- EXERCISE DETAILS
Leaving the pictures aside, restate all of the data exactly.

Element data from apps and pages
━━━━━━━━━━
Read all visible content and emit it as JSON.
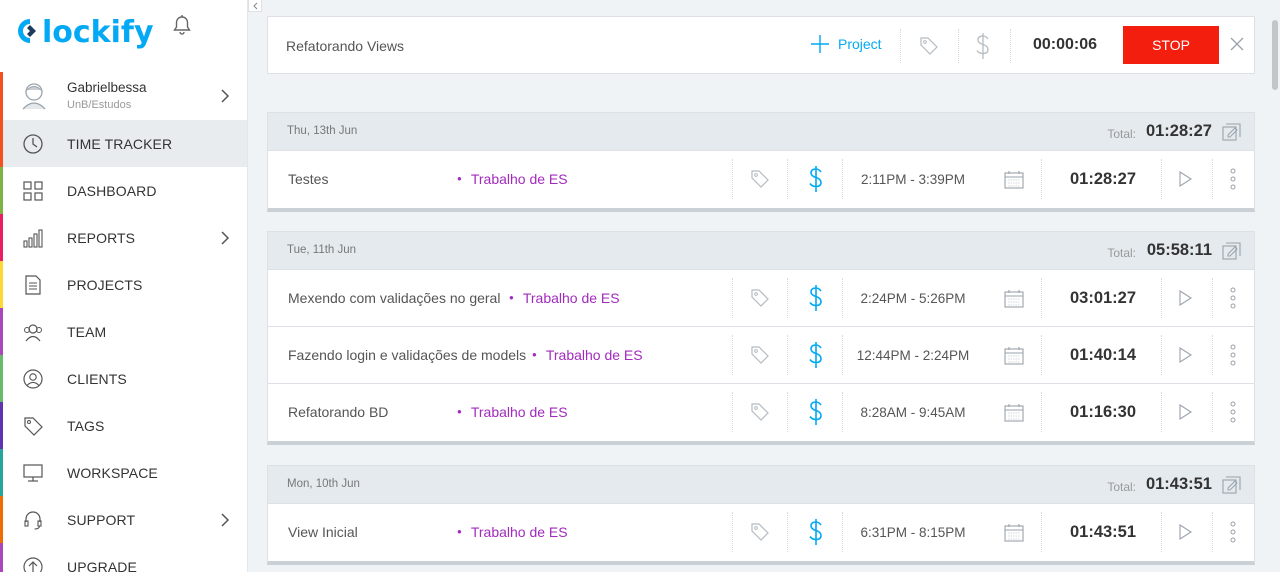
{
  "app": {
    "name": "clockify"
  },
  "user": {
    "name": "Gabrielbessa",
    "workspace": "UnB/Estudos"
  },
  "nav": [
    {
      "label": "TIME TRACKER",
      "icon": "clock-icon",
      "color": "#f4511e",
      "active": true,
      "chevron": false
    },
    {
      "label": "DASHBOARD",
      "icon": "dashboard-icon",
      "color": "#7cb342",
      "active": false,
      "chevron": false
    },
    {
      "label": "REPORTS",
      "icon": "reports-icon",
      "color": "#e91e63",
      "active": false,
      "chevron": true
    },
    {
      "label": "PROJECTS",
      "icon": "projects-icon",
      "color": "#fdd835",
      "active": false,
      "chevron": false
    },
    {
      "label": "TEAM",
      "icon": "team-icon",
      "color": "#ab47bc",
      "active": false,
      "chevron": false
    },
    {
      "label": "CLIENTS",
      "icon": "clients-icon",
      "color": "#66bb6a",
      "active": false,
      "chevron": false
    },
    {
      "label": "TAGS",
      "icon": "tag-icon",
      "color": "#5e35b1",
      "active": false,
      "chevron": false
    },
    {
      "label": "WORKSPACE",
      "icon": "workspace-icon",
      "color": "#26a69a",
      "active": false,
      "chevron": false
    },
    {
      "label": "SUPPORT",
      "icon": "support-icon",
      "color": "#ef6c00",
      "active": false,
      "chevron": true
    },
    {
      "label": "UPGRADE",
      "icon": "upgrade-icon",
      "color": "#ab47bc",
      "active": false,
      "chevron": false
    }
  ],
  "timer": {
    "description": "Refatorando Views",
    "project_label": "Project",
    "elapsed": "00:00:06",
    "stop_label": "STOP"
  },
  "groups": [
    {
      "date": "Thu, 13th Jun",
      "total_label": "Total:",
      "total": "01:28:27",
      "entries": [
        {
          "description": "Testes",
          "project": "Trabalho de ES",
          "range": "2:11PM - 3:39PM",
          "duration": "01:28:27"
        }
      ]
    },
    {
      "date": "Tue, 11th Jun",
      "total_label": "Total:",
      "total": "05:58:11",
      "entries": [
        {
          "description": "Mexendo com validações no geral",
          "project": "Trabalho de ES",
          "range": "2:24PM - 5:26PM",
          "duration": "03:01:27"
        },
        {
          "description": "Fazendo login e validações de models",
          "project": "Trabalho de ES",
          "range": "12:44PM - 2:24PM",
          "duration": "01:40:14"
        },
        {
          "description": "Refatorando BD",
          "project": "Trabalho de ES",
          "range": "8:28AM - 9:45AM",
          "duration": "01:16:30"
        }
      ]
    },
    {
      "date": "Mon, 10th Jun",
      "total_label": "Total:",
      "total": "01:43:51",
      "entries": [
        {
          "description": "View Inicial",
          "project": "Trabalho de ES",
          "range": "6:31PM - 8:15PM",
          "duration": "01:43:51"
        }
      ]
    }
  ],
  "colors": {
    "accent": "#03a9f4",
    "stop": "#f31e0e",
    "project": "#a22bbd"
  }
}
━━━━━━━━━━
- RESPONSE AREA
Read all visible content and emit it as JSON.
{
  "app": {
    "name": "clockify"
  },
  "user": {
    "name": "Gabrielbessa",
    "workspace": "UnB/Estudos"
  },
  "nav": [
    {
      "label": "TIME TRACKER",
      "icon": "clock-icon",
      "color": "#f4511e",
      "active": true,
      "chevron": false
    },
    {
      "label": "DASHBOARD",
      "icon": "dashboard-icon",
      "color": "#7cb342",
      "active": false,
      "chevron": false
    },
    {
      "label": "REPORTS",
      "icon": "reports-icon",
      "color": "#e91e63",
      "active": false,
      "chevron": true
    },
    {
      "label": "PROJECTS",
      "icon": "projects-icon",
      "color": "#fdd835",
      "active": false,
      "chevron": false
    },
    {
      "label": "TEAM",
      "icon": "team-icon",
      "color": "#ab47bc",
      "active": false,
      "chevron": false
    },
    {
      "label": "CLIENTS",
      "icon": "clients-icon",
      "color": "#66bb6a",
      "active": false,
      "chevron": false
    },
    {
      "label": "TAGS",
      "icon": "tag-icon",
      "color": "#5e35b1",
      "active": false,
      "chevron": false
    },
    {
      "label": "WORKSPACE",
      "icon": "workspace-icon",
      "color": "#26a69a",
      "active": false,
      "chevron": false
    },
    {
      "label": "SUPPORT",
      "icon": "support-icon",
      "color": "#ef6c00",
      "active": false,
      "chevron": true
    },
    {
      "label": "UPGRADE",
      "icon": "upgrade-icon",
      "color": "#ab47bc",
      "active": false,
      "chevron": false
    }
  ],
  "timer": {
    "description": "Refatorando Views",
    "project_label": "Project",
    "elapsed": "00:00:06",
    "stop_label": "STOP"
  },
  "groups": [
    {
      "date": "Thu, 13th Jun",
      "total_label": "Total:",
      "total": "01:28:27",
      "entries": [
        {
          "description": "Testes",
          "project": "Trabalho de ES",
          "range": "2:11PM - 3:39PM",
          "duration": "01:28:27"
        }
      ]
    },
    {
      "date": "Tue, 11th Jun",
      "total_label": "Total:",
      "total": "05:58:11",
      "entries": [
        {
          "description": "Mexendo com validações no geral",
          "project": "Trabalho de ES",
          "range": "2:24PM - 5:26PM",
          "duration": "03:01:27"
        },
        {
          "description": "Fazendo login e validações de models",
          "project": "Trabalho de ES",
          "range": "12:44PM - 2:24PM",
          "duration": "01:40:14"
        },
        {
          "description": "Refatorando BD",
          "project": "Trabalho de ES",
          "range": "8:28AM - 9:45AM",
          "duration": "01:16:30"
        }
      ]
    },
    {
      "date": "Mon, 10th Jun",
      "total_label": "Total:",
      "total": "01:43:51",
      "entries": [
        {
          "description": "View Inicial",
          "project": "Trabalho de ES",
          "range": "6:31PM - 8:15PM",
          "duration": "01:43:51"
        }
      ]
    }
  ],
  "colors": {
    "accent": "#03a9f4",
    "stop": "#f31e0e",
    "project": "#a22bbd"
  }
}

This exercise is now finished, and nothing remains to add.